▶ **Exercise goal**
Whenever a line below includes the word "this", copy that line.

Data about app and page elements
┄┄┄┄┄┄┄┄┄┄

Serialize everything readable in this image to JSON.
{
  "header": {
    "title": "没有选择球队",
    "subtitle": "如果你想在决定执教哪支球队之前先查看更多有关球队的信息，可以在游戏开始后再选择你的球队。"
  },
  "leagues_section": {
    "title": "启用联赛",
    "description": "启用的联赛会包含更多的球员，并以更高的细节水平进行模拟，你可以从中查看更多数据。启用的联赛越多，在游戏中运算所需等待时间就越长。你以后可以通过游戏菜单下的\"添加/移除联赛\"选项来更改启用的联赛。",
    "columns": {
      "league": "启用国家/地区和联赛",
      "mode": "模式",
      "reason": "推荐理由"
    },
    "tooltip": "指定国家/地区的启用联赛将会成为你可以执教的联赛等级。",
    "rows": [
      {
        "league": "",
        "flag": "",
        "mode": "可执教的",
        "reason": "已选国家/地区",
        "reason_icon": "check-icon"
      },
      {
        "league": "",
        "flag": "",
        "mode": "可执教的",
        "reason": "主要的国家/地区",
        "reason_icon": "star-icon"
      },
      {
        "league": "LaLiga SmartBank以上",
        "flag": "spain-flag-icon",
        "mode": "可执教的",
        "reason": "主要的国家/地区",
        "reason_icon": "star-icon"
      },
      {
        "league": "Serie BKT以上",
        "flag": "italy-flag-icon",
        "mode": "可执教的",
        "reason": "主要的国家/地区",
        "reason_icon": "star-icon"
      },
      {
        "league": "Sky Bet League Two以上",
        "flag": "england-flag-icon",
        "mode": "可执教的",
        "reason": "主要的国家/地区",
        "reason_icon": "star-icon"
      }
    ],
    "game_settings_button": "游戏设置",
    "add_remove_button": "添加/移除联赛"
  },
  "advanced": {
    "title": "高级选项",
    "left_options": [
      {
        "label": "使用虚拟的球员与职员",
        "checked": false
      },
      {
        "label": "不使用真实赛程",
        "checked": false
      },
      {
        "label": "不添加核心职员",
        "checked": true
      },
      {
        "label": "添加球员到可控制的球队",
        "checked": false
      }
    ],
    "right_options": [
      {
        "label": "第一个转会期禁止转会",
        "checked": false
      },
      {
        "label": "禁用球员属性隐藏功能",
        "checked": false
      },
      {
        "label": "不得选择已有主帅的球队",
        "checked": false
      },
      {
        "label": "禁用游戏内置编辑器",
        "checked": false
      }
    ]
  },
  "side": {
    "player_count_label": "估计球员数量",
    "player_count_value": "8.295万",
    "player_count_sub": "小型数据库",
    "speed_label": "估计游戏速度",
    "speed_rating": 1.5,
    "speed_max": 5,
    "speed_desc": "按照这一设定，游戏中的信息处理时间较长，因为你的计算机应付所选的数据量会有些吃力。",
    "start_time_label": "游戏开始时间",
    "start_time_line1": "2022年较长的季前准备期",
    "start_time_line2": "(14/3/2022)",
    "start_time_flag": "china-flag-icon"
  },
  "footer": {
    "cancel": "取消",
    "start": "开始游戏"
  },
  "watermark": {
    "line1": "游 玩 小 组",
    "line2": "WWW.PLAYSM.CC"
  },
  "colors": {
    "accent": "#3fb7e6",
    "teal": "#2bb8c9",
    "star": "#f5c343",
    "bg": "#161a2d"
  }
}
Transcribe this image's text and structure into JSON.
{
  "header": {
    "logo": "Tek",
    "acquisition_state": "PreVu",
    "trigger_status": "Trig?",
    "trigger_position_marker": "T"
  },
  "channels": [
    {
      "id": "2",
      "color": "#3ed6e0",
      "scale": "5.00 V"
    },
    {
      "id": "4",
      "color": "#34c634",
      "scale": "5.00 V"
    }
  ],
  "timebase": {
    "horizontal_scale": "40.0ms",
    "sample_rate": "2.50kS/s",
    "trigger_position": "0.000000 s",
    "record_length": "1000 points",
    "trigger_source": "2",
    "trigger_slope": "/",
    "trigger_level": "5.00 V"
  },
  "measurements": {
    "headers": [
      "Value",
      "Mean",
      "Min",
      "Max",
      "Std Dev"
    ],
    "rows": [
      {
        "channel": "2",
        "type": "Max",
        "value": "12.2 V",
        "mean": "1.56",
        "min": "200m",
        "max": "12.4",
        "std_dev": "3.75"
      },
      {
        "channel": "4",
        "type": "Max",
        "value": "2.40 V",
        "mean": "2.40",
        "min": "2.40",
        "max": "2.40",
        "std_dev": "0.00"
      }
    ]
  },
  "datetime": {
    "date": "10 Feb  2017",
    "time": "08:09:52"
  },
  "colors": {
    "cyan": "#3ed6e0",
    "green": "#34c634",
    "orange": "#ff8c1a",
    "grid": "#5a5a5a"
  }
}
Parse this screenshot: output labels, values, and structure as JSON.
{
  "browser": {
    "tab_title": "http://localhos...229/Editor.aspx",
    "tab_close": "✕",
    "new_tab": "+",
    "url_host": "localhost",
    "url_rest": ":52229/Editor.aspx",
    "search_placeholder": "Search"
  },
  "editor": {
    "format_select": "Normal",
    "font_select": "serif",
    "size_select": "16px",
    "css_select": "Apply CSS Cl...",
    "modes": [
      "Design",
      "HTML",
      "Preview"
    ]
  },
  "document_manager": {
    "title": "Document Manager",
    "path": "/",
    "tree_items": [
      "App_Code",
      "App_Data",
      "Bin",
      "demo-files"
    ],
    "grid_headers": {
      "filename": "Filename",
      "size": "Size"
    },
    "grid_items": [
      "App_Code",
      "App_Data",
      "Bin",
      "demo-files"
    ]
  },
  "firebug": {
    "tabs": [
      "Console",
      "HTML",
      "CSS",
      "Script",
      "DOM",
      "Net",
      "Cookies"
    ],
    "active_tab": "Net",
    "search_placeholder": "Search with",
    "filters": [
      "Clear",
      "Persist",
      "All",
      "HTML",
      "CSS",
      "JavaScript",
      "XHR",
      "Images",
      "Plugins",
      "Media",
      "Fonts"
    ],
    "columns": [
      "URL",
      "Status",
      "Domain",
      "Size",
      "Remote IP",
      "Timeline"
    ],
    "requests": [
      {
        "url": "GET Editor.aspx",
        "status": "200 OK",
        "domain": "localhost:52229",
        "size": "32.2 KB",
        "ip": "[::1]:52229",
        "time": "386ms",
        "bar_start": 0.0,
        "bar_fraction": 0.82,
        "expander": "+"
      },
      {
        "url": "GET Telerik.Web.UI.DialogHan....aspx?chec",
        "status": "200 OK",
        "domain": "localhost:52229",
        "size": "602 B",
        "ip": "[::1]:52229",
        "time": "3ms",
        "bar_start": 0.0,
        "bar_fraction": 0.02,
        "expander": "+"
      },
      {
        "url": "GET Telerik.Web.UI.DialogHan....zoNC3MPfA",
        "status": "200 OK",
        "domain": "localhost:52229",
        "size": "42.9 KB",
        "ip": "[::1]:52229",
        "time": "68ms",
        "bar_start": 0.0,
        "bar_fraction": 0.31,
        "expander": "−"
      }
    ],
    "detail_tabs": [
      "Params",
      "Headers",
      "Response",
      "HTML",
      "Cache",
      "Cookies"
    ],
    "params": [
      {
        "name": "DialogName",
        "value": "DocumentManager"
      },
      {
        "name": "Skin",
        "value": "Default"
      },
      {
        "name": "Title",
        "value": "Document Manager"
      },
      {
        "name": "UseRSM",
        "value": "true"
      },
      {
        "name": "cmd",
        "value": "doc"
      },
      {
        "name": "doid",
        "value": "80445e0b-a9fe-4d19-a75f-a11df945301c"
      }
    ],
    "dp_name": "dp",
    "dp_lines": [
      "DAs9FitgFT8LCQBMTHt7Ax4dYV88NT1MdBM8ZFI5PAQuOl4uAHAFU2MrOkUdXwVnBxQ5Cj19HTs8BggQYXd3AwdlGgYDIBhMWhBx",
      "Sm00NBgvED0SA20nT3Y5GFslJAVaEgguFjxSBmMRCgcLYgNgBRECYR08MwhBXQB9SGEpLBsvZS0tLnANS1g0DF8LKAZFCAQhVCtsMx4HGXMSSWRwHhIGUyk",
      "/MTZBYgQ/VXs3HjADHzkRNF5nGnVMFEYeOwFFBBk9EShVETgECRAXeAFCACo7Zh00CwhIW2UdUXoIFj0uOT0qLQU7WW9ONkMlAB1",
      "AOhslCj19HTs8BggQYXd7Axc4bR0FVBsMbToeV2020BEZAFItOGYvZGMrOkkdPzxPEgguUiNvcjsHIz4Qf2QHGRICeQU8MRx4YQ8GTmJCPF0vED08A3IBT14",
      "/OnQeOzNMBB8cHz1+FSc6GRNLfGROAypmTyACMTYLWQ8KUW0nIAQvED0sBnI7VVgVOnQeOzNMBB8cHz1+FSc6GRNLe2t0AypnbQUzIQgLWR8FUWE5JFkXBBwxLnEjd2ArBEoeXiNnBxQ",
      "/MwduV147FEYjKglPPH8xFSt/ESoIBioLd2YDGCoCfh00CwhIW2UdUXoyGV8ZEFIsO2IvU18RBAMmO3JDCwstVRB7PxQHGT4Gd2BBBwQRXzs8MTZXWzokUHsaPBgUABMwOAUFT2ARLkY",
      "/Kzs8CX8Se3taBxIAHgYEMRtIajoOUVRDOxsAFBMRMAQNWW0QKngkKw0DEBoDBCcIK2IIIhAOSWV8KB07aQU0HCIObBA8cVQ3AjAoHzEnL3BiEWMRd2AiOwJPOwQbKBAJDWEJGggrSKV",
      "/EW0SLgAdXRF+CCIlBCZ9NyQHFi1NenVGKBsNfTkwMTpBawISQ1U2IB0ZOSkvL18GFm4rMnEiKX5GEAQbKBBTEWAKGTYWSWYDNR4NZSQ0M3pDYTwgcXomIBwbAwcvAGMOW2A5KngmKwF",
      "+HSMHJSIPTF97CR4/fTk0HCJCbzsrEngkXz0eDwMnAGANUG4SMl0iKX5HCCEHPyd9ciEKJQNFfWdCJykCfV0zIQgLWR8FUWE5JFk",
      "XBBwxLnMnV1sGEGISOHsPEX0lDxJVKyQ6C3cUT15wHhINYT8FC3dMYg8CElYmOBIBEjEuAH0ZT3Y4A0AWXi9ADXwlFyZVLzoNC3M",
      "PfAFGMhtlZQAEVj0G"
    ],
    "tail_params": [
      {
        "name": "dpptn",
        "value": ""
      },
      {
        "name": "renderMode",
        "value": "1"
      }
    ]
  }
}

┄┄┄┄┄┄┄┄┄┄

▶ **Your solution**
Serialize everything readable in this image to JSON.
Transcribe this image's text and structure into JSON.
Parse this screenshot: output labels, values, and structure as JSON.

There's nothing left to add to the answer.